To process plastic waste contaminated by non-plastic elements, like food scraps and grime, the company has partnered with Sekisui Chemical, based in Tokyo, to convert waste into ethanol using microorganisms, and ultimately to polyethylene, a common plastic. In April 2022, the company established a test facility for the process in their Chiba factory. More collaborations are underway with Kyoto University, Shimane University and The National Institute of Advanced Industrial Science and Technology to produce alcohols directly from carbon monoxide, carbon dioxide and hydrogen. “We aspire to produce methanol, ethanol and propanol, which give higher yields of valuable olefin gases,” explains Mori.

Unlike mechanical methods that grind down plastics, chemical recycling breaks the long chains of molecules in plastics down into monomers.© Rene Notenbomer/Shutterstock

Circular economy

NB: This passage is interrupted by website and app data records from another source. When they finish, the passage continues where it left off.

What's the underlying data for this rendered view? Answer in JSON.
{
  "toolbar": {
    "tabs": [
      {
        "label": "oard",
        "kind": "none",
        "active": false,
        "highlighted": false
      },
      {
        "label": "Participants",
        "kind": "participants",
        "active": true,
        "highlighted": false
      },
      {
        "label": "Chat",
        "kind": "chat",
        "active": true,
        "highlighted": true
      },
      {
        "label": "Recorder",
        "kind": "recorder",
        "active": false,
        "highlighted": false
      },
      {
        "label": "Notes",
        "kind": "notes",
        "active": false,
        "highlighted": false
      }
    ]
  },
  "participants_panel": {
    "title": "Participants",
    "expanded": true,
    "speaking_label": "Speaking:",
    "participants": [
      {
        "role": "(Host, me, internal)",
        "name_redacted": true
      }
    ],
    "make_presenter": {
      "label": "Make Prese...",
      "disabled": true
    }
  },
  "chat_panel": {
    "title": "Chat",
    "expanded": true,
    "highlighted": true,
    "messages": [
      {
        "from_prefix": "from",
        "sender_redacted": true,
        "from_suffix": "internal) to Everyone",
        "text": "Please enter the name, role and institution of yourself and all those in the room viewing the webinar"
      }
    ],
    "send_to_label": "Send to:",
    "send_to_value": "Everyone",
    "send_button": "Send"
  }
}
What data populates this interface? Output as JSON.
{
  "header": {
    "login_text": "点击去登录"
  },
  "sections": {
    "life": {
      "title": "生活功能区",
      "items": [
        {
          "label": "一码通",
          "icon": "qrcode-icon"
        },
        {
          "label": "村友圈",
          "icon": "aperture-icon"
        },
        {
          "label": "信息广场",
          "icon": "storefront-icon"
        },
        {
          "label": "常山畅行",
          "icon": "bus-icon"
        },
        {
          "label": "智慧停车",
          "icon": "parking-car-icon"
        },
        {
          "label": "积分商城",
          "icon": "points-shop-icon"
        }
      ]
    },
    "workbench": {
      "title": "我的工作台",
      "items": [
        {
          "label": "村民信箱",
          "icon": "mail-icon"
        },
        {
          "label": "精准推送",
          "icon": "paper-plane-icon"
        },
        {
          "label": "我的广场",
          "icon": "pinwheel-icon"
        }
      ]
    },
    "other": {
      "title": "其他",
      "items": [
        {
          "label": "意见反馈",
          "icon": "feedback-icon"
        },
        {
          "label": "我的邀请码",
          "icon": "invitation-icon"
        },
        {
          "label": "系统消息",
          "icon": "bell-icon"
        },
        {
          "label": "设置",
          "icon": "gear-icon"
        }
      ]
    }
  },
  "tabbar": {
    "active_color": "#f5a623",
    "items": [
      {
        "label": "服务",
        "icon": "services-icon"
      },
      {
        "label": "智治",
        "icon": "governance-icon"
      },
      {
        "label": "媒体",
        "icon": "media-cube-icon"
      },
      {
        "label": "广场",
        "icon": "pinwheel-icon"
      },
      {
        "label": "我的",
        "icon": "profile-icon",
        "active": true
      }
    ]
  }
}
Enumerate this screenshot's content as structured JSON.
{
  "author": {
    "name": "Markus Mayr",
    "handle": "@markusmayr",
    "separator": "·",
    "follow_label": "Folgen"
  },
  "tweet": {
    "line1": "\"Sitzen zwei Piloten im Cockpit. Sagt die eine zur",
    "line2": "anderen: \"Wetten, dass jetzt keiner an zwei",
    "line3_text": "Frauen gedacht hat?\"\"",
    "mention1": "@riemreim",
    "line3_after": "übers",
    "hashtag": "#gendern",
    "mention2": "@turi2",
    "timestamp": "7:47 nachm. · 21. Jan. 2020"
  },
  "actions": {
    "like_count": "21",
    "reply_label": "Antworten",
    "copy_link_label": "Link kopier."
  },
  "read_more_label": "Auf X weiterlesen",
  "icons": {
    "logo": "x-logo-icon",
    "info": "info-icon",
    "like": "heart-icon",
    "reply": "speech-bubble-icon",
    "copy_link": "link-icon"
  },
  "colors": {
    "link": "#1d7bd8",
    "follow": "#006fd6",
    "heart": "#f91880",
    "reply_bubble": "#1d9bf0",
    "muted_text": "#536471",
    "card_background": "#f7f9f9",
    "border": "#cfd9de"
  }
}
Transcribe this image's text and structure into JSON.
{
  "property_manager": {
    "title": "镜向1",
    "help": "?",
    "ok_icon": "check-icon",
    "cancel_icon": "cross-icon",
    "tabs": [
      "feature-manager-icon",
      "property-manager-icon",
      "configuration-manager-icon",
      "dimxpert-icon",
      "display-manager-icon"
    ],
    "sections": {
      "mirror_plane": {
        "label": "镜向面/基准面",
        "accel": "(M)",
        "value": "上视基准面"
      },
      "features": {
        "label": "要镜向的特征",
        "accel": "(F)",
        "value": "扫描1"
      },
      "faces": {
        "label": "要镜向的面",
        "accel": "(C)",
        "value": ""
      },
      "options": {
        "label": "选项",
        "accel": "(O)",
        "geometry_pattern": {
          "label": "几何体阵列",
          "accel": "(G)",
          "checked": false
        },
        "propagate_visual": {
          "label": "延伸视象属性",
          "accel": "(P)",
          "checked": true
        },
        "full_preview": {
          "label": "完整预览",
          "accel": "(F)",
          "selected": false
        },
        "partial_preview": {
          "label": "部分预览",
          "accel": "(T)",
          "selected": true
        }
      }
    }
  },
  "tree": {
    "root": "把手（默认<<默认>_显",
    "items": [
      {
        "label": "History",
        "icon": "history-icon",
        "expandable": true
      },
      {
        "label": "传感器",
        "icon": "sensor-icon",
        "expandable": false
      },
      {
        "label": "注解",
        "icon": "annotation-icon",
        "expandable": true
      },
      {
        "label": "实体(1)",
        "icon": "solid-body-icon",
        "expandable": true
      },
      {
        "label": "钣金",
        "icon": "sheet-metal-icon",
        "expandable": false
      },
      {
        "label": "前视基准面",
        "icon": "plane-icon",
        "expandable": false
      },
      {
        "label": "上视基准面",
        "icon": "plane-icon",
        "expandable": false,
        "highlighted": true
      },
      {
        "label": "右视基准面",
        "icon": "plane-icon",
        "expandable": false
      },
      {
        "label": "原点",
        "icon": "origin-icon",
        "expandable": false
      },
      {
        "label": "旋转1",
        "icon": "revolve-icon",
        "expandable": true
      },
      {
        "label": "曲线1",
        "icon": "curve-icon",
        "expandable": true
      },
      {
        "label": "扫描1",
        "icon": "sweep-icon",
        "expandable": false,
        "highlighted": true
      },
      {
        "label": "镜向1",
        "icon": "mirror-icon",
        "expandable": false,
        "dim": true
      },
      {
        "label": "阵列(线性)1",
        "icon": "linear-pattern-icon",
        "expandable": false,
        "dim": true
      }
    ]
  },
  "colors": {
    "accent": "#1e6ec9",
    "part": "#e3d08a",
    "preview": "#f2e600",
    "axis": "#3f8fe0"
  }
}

While the company strives to make chemical recycling processes scalable at an industrial level, consumers must also find value in recycled plastics in order to establish a circular economy. “Since chemical recycling is a more laborious process than producing new plastics from petroleum, chemically recycled products will inevitably be more expensive,” explains Kimata. “Cutting production costs is unlikely to make recycled plastics as cheap as new ones.”

To enhance the perceived value of recycled plastics, Sumitomo Chemical has launched Meguri® (which means circulation in Japanese), a brand of plastic products that have been manufactured from mechanically or chemically recycled plastics. “It’s a brand to unite businesses and consumers in circulating plastic,” says Mori. “The products will look the same as virgin plastic on the outside, but if the raw material came from recycled plastic, we designate it a Meguri product.”

In July 2022, Sumitomo Chemical announced a partnership with Sekisui Chemical and cosmetics giant, Shiseido, to build a resource circulation model for products. Cosmetics packaging on the market today is designed with mixed plastics, as it needs to offer protection for the content inside, ease of use, as well as pleasing visual aesthetics. “The goal is to create a market for sustainable plastics, so that there will be added value in buying a recycled plastic product,” says Kimata.

For chemical manufacturers, circulating carbon from waste to new products is the best way forward for carbon neutralization, says Kimata. “For the chemical industry, pursuing decarbonization in areas like the energy sector, which are moving away from carbon-emitting sources, is not an option. We need carbon for our raw materials,” he says. “For that, we need to see carbon in waste as a source of raw materials, recover it, and circulate it back into the production chain.”

Through partnerships with industry, academia and consumers, Sumitomo Chemical is striving to establish a circular economy for plastics.